Information shown START

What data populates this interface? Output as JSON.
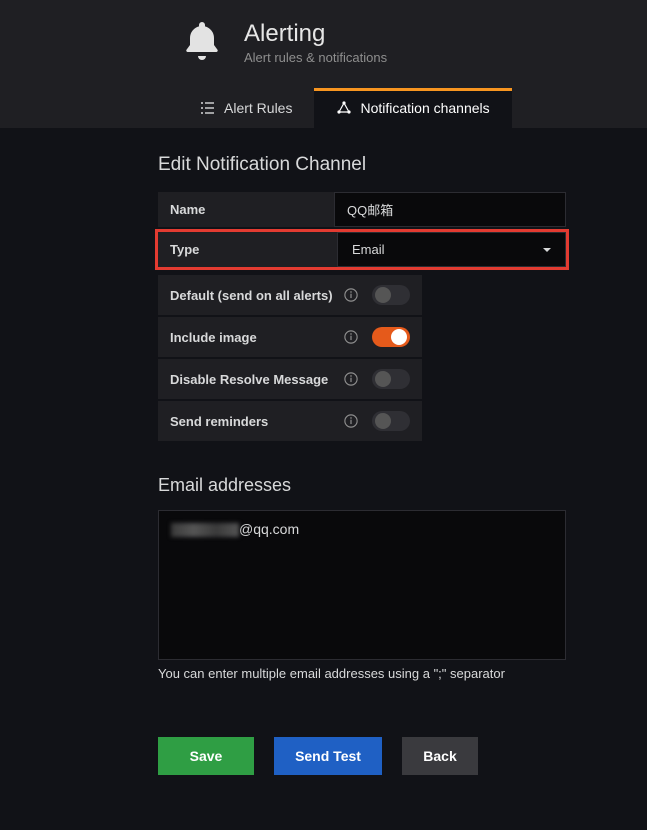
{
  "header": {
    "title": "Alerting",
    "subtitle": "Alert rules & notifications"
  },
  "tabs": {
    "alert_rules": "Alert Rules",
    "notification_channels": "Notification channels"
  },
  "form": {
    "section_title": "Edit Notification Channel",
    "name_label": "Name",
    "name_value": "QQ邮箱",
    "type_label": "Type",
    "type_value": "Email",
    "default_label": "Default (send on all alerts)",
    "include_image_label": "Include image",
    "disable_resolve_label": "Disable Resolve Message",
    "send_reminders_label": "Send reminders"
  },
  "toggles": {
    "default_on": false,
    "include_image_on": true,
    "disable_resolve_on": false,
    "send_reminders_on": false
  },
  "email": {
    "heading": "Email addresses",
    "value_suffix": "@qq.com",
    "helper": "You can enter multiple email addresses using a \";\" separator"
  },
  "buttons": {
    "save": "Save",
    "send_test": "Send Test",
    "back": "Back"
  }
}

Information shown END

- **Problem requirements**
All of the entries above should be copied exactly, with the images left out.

- **Exercise solution**
What data populates this interface? Output as JSON.
{
  "header": {
    "title": "Alerting",
    "subtitle": "Alert rules & notifications"
  },
  "tabs": {
    "alert_rules": "Alert Rules",
    "notification_channels": "Notification channels"
  },
  "form": {
    "section_title": "Edit Notification Channel",
    "name_label": "Name",
    "name_value": "QQ邮箱",
    "type_label": "Type",
    "type_value": "Email",
    "default_label": "Default (send on all alerts)",
    "include_image_label": "Include image",
    "disable_resolve_label": "Disable Resolve Message",
    "send_reminders_label": "Send reminders"
  },
  "toggles": {
    "default_on": false,
    "include_image_on": true,
    "disable_resolve_on": false,
    "send_reminders_on": false
  },
  "email": {
    "heading": "Email addresses",
    "value_suffix": "@qq.com",
    "helper": "You can enter multiple email addresses using a \";\" separator"
  },
  "buttons": {
    "save": "Save",
    "send_test": "Send Test",
    "back": "Back"
  }
}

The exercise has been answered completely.